The headlines are full of stories about Russian invasion of Ukraine at the moment, but the war on the ground isn’t the only type of warfare Russia’s involved in. Cyber warfare is also going on – before the Russian invasion even began, state-sponsored hackers launched attacks on Ukrainian banks and government websites.
Cyber warfare has been deemed the future of warfare by many, with hackers able to strike anywhere at any time. These days the fighting isn’t just done by armies of soldiers – someone can do far more damage with just a keyboard, taking down companies and power grids, or launching phishing scams and malware to attack as many people as possible.
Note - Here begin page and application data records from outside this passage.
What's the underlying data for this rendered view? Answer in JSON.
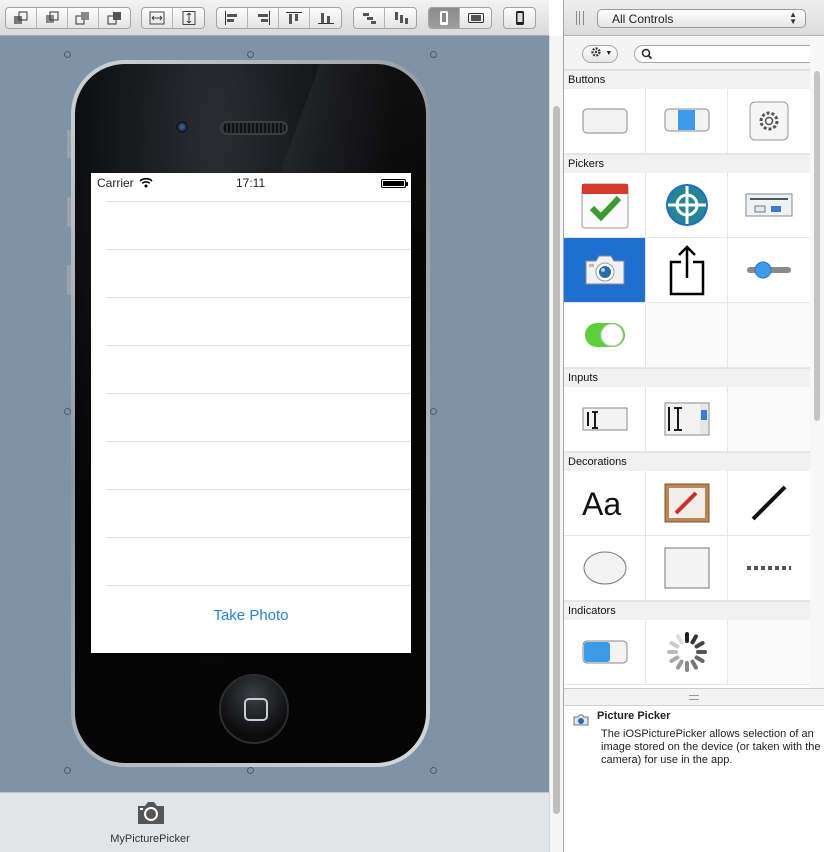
{
  "toolbar": {
    "groups": [
      {
        "name": "arrange",
        "icons": [
          "send-to-back-icon",
          "send-backward-icon",
          "bring-forward-icon",
          "bring-to-front-icon"
        ]
      },
      {
        "name": "size",
        "icons": [
          "equal-width-icon",
          "equal-height-icon"
        ]
      },
      {
        "name": "align",
        "icons": [
          "align-left-icon",
          "align-right-icon",
          "align-top-icon",
          "align-bottom-icon"
        ]
      },
      {
        "name": "distribute",
        "icons": [
          "distribute-horizontal-icon",
          "distribute-vertical-icon"
        ]
      },
      {
        "name": "orientation",
        "icons": [
          "portrait-icon",
          "landscape-icon"
        ]
      },
      {
        "name": "device",
        "icons": [
          "iphone-icon"
        ]
      }
    ]
  },
  "phone": {
    "status": {
      "carrier": "Carrier",
      "time": "17:11"
    },
    "table_rows": 8,
    "take_photo": "Take Photo"
  },
  "dock": {
    "component_label": "MyPicturePicker"
  },
  "library": {
    "filter_select": "All Controls",
    "search_placeholder": "",
    "sections": [
      {
        "title": "Buttons",
        "items": [
          "button",
          "segmented-button",
          "gear-button"
        ]
      },
      {
        "title": "Pickers",
        "items": [
          "date-picker",
          "location-picker",
          "message-box",
          "picture-picker",
          "share-picker",
          "slider",
          "switch"
        ]
      },
      {
        "title": "Inputs",
        "items": [
          "text-field",
          "text-area"
        ]
      },
      {
        "title": "Decorations",
        "items": [
          "label",
          "image",
          "line",
          "ellipse",
          "rectangle",
          "dotted-line"
        ]
      },
      {
        "title": "Indicators",
        "items": [
          "progress-bar",
          "activity-indicator"
        ]
      }
    ],
    "selected": "picture-picker"
  },
  "info": {
    "title": "Picture Picker",
    "description": "The iOSPicturePicker allows selection of an image stored on the device (or taken with the camera) for use in the app."
  },
  "colors": {
    "canvas": "#7f93a6",
    "selection": "#1f6fd0",
    "link": "#2a82d2"
  }
}
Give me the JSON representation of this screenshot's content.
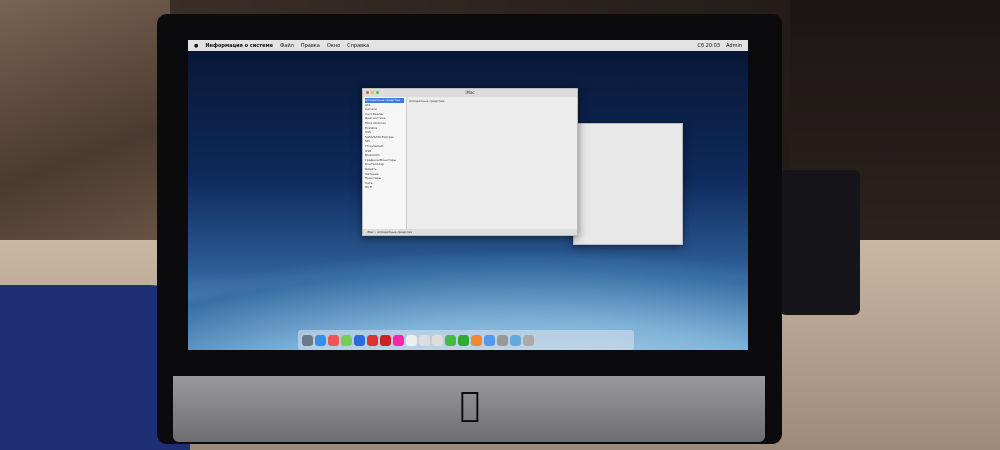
{
  "menubar": {
    "apple": "",
    "app": "Информация о системе",
    "items": [
      "Файл",
      "Правка",
      "Окно",
      "Справка"
    ],
    "clock": "Сб 20:03",
    "user": "Admin"
  },
  "window": {
    "title": "iMac",
    "sidebar": [
      "Аппаратные средства",
      "ATA",
      "Camera",
      "Card Reader",
      "Диагностика",
      "Fibre Channel",
      "FireWire",
      "SAS",
      "SATA/SATA Express",
      "SPI",
      "Thunderbolt",
      "USB",
      "Bluetooth",
      "Графика/Мониторы",
      "Контроллер",
      "Память",
      "Питание",
      "Принтеры",
      "Сеть",
      "Wi-Fi"
    ],
    "section": "Аппаратные средства:",
    "status": "iMac › Аппаратные средства"
  },
  "dock_colors": [
    "#6b7a8f",
    "#3a8ee6",
    "#e55",
    "#7c5",
    "#2b6cd8",
    "#d33",
    "#c22",
    "#f2a",
    "#eee",
    "#ddd",
    "#ddd",
    "#4b4",
    "#3a3",
    "#e83",
    "#59e",
    "#999",
    "#6ad",
    "#aaa"
  ]
}
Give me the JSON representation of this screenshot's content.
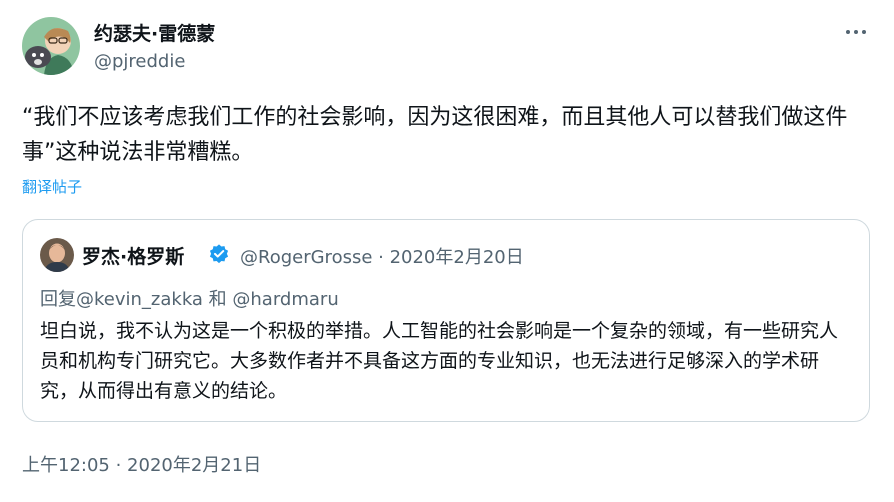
{
  "author": {
    "display_name": "约瑟夫·雷德蒙",
    "handle": "@pjreddie"
  },
  "icons": {
    "more": "more-horizontal-icon",
    "verified": "verified-badge-icon"
  },
  "tweet": {
    "text": "“我们不应该考虑我们工作的社会影响，因为这很困难，而且其他人可以替我们做这件事”这种说法非常糟糕。",
    "translate_label": "翻译帖子",
    "timestamp": "上午12:05 · 2020年2月21日"
  },
  "quote": {
    "display_name": "罗杰·格罗斯",
    "meta": "@RogerGrosse · 2020年2月20日",
    "reply_to": "回复@kevin_zakka 和 @hardmaru",
    "text": "坦白说，我不认为这是一个积极的举措。人工智能的社会影响是一个复杂的领域，有一些研究人员和机构专门研究它。大多数作者并不具备这方面的专业知识，也无法进行足够深入的学术研究，从而得出有意义的结论。"
  },
  "colors": {
    "accent": "#1d9bf0",
    "secondary_text": "#536471",
    "border": "#cfd9de"
  }
}
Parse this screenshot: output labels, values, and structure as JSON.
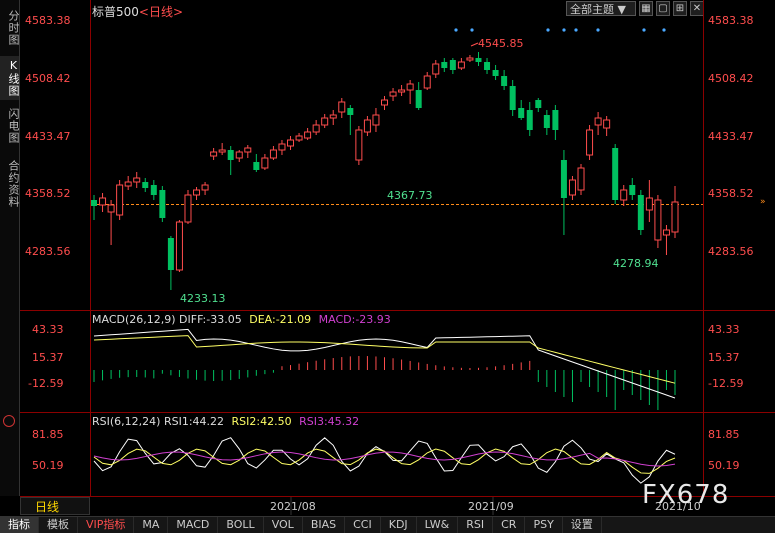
{
  "side_tabs": [
    {
      "label": "分时图",
      "active": false
    },
    {
      "label": "K线图",
      "active": true
    },
    {
      "label": "闪电图",
      "active": false
    },
    {
      "label": "合约资料",
      "active": false
    }
  ],
  "header": {
    "symbol": "标普500",
    "period_tag": "<日线>"
  },
  "toolbar": {
    "theme_label": "全部主题",
    "theme_arrow": "▼",
    "buttons": [
      "▦",
      "▢",
      "⊞",
      "✕"
    ]
  },
  "price_axis": {
    "ticks": [
      "4583.38",
      "4508.42",
      "4433.47",
      "4358.52",
      "4283.56"
    ],
    "current_line": "4358.52"
  },
  "price_annotations": {
    "high": "4545.85",
    "low_main": "4233.13",
    "mid": "4367.73",
    "low_recent": "4278.94"
  },
  "macd": {
    "label": "MACD(26,12,9)",
    "diff_label": "DIFF:-33.05",
    "dea_label": "DEA:-21.09",
    "macd_label": "MACD:-23.93",
    "ticks": [
      "43.33",
      "15.37",
      "-12.59"
    ]
  },
  "rsi": {
    "label": "RSI(6,12,24)",
    "rsi1_label": "RSI1:44.22",
    "rsi2_label": "RSI2:42.50",
    "rsi3_label": "RSI3:45.32",
    "ticks": [
      "81.85",
      "50.19"
    ]
  },
  "time_axis": {
    "labels": [
      "2021/08",
      "2021/09",
      "2021/10"
    ]
  },
  "period_selector": {
    "label": "日线"
  },
  "bottom_tabs": [
    "指标",
    "模板",
    "VIP指标",
    "MA",
    "MACD",
    "BOLL",
    "VOL",
    "BIAS",
    "CCI",
    "KDJ",
    "LW&",
    "RSI",
    "CR",
    "PSY",
    "设置"
  ],
  "watermark": "FX678",
  "colors": {
    "up": "#ff4d4d",
    "down": "#00c060",
    "diff": "#ffffff",
    "dea": "#ffff66",
    "rsi3": "#d040d0",
    "axis": "#ff4d4d",
    "grid": "#8b0000"
  }
}
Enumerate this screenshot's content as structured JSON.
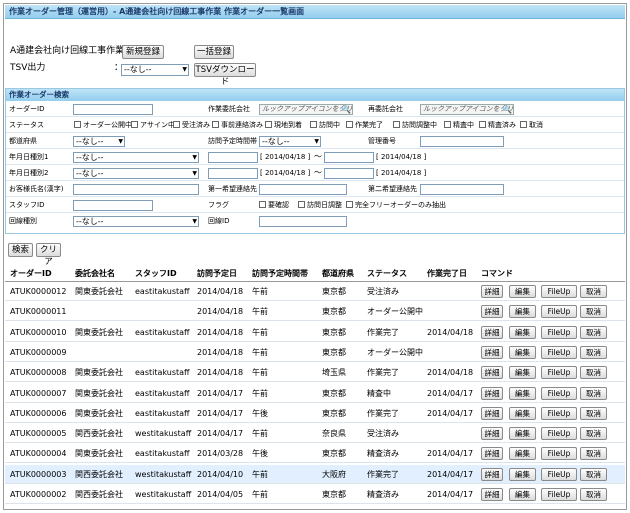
{
  "header": {
    "title": "作業オーダー管理（運営用）- A通建会社向け回線工事作業  作業オーダー一覧画面"
  },
  "top": {
    "work_label": "A通建会社向け回線工事作業：",
    "new_button": "新規登録",
    "bulk_button": "一括登録",
    "tsv_label": "TSV出力",
    "colon": "：",
    "tsv_select": "--なし--",
    "tsv_download_button": "TSVダウンロード"
  },
  "search": {
    "header": "作業オーダー検索",
    "order_id_label": "オーダーID",
    "consignor_label": "作業委託会社",
    "consignor_lookup": "ルックアップアイコンをクリック",
    "reconsignor_label": "再委託会社",
    "reconsignor_lookup": "ルックアップアイコンをクリック",
    "status_label": "ステータス",
    "statuses": [
      "オーダー公開中",
      "アサイン中",
      "受注済み",
      "事前連絡済み",
      "現地到着",
      "訪問中",
      "作業完了",
      "訪問調整中",
      "精査中",
      "精査済み",
      "取消"
    ],
    "pref_label": "都道府県",
    "pref_value": "--なし--",
    "visit_slot_label": "訪問予定時間帯",
    "visit_slot_value": "--なし--",
    "mgmt_no_label": "管理番号",
    "date_type1_label": "年月日種別1",
    "date_type1_value": "--なし--",
    "date_type2_label": "年月日種別2",
    "date_type2_value": "--なし--",
    "date_hint": "[ 2014/04/18 ]",
    "tilde": "～",
    "customer_label": "お客様氏名(漢字)",
    "first_visit_label": "第一希望連絡先",
    "second_visit_label": "第二希望連絡先",
    "staff_label": "スタッフID",
    "flag_label": "フラグ",
    "flags": [
      "要確認",
      "訪問日調整",
      "完全フリーオーダーのみ抽出"
    ],
    "circuit_type_label": "回線種別",
    "circuit_type_value": "--なし--",
    "circuit_id_label": "回線ID",
    "search_button": "検索",
    "clear_button": "クリア"
  },
  "table": {
    "columns": [
      "オーダーID",
      "委託会社名",
      "スタッフID",
      "訪問予定日",
      "訪問予定時間帯",
      "都道府県",
      "ステータス",
      "作業完了日",
      "コマンド"
    ],
    "buttons": {
      "detail": "詳細",
      "edit": "編集",
      "fileup": "FileUp",
      "cancel": "取消"
    },
    "rows": [
      {
        "id": "ATUK0000012",
        "company": "関東委託会社",
        "staff": "eastitakustaff",
        "date": "2014/04/18",
        "slot": "午前",
        "pref": "東京都",
        "status": "受注済み",
        "done": ""
      },
      {
        "id": "ATUK0000011",
        "company": "",
        "staff": "",
        "date": "2014/04/18",
        "slot": "午前",
        "pref": "東京都",
        "status": "オーダー公開中",
        "done": ""
      },
      {
        "id": "ATUK0000010",
        "company": "関東委託会社",
        "staff": "eastitakustaff",
        "date": "2014/04/18",
        "slot": "午前",
        "pref": "東京都",
        "status": "作業完了",
        "done": "2014/04/18"
      },
      {
        "id": "ATUK0000009",
        "company": "",
        "staff": "",
        "date": "2014/04/18",
        "slot": "午前",
        "pref": "東京都",
        "status": "オーダー公開中",
        "done": ""
      },
      {
        "id": "ATUK0000008",
        "company": "関東委託会社",
        "staff": "eastitakustaff",
        "date": "2014/04/18",
        "slot": "午前",
        "pref": "埼玉県",
        "status": "作業完了",
        "done": "2014/04/18"
      },
      {
        "id": "ATUK0000007",
        "company": "関東委託会社",
        "staff": "eastitakustaff",
        "date": "2014/04/17",
        "slot": "午前",
        "pref": "東京都",
        "status": "精査中",
        "done": "2014/04/17"
      },
      {
        "id": "ATUK0000006",
        "company": "関東委託会社",
        "staff": "eastitakustaff",
        "date": "2014/04/17",
        "slot": "午後",
        "pref": "東京都",
        "status": "作業完了",
        "done": "2014/04/17"
      },
      {
        "id": "ATUK0000005",
        "company": "関西委託会社",
        "staff": "westitakustaff",
        "date": "2014/04/17",
        "slot": "午前",
        "pref": "奈良県",
        "status": "受注済み",
        "done": ""
      },
      {
        "id": "ATUK0000004",
        "company": "関東委託会社",
        "staff": "eastitakustaff",
        "date": "2014/03/28",
        "slot": "午後",
        "pref": "東京都",
        "status": "精査済み",
        "done": "2014/04/17"
      },
      {
        "id": "ATUK0000003",
        "company": "関西委託会社",
        "staff": "westitakustaff",
        "date": "2014/04/10",
        "slot": "午前",
        "pref": "大阪府",
        "status": "作業完了",
        "done": "2014/04/17"
      },
      {
        "id": "ATUK0000002",
        "company": "関西委託会社",
        "staff": "westitakustaff",
        "date": "2014/04/05",
        "slot": "午前",
        "pref": "東京都",
        "status": "精査済み",
        "done": "2014/04/17"
      }
    ],
    "highlight_row": 9
  }
}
We should all be looking to shore up our cyber defences as best as we can.
The development of quantum computers in recent years has left many people worried – these computers are so powerful, and so much faster than traditional computers, that they can break through today’s most secure encryption methods in mere seconds. However, it’s not all doom and gloom – with quantum cryptography, there are ways of keeping data secure, even from the most powerful computers. Quantum encryption is one such solution, encrypting messages with photons, or particles of light, and creating computationally secure symmetric keys.
There are plenty of companies all over the world getting involved with quantum cryptography, but when you take a closer look at them, it’s worrying how many of them have links to Russia – and with Russia’s long history of cyber warfare tactics, that ought to set alarm bells ringing.
The Switzerland-based firm Terra Quantum is one such example. It made the news in August of 2021, with a quantum computing breakthrough. However, questions were raised about the company’s links to Russian academics and universities, and Terra Quantum quickly deleted all traces of them from its website.
Another company that has recently garnered unwanted attention (for them, at least) is ID Quantique. Also based in Switzerland, the company’s first commercial investors were Runa Capital and Phystech Ventures, two venture capital firms founded by Russians. Since ID Quantique was founded in 2001, it’s gone on to work on plenty of quantum communications projects, including working with BT to help create the UK’s first practical quantum-secured high-speed fibre network. In 2019, it was also named one of the 38 firms to receive funding from a European Union research project designed to improve cyber security across Europe and test the continent’s quantum communication infrastructures.
Despite the fact that the United Kingdom technically left the European Union in 2020, it’s still funding this project, and helping to fund a Russian-backed firm’s quantum security solutions. The UK shouldn’t be funding this, whether directly or indirectly, as it could give the Russians an opportunity to completely bypass the country’s cyber defences. In 2019, the US banned government agencies from using software developed by the Russian antivirus company Kaspersky Lab, because of its links to Russia’s Federal Security Service (the FSB). Kaspersky denies this, of course, but it’s long been suspected of having ties to Russian intelligence.
And if that’s enough to get the company banned from working with the US, then the UK can surely do the same to companies that are potentially undermining the UK’s cyber security. Russia already has powerful cyber capabilities, and the UK shouldn’t be helping it to become even more dangerous. Instead, it should be working with British quantum encryption companies, which there are already a few of. For example, there’s Arqit, which has worked with the UK government. Members of the board at Arqit include GCHQ scientists and former members of the US military – a team that inspires far more trust. Arqit’s already working with BT to distribute its QuantumCloud technology in the UK, as well as other international companies.
With firms like Arqit already working to boost the government’s cyber capabilities, there’s no reason why the UK should still be working with, or funding, other firms with links to Russia. If they do, they could be helping Russia win the cyber war before it’s truly begun.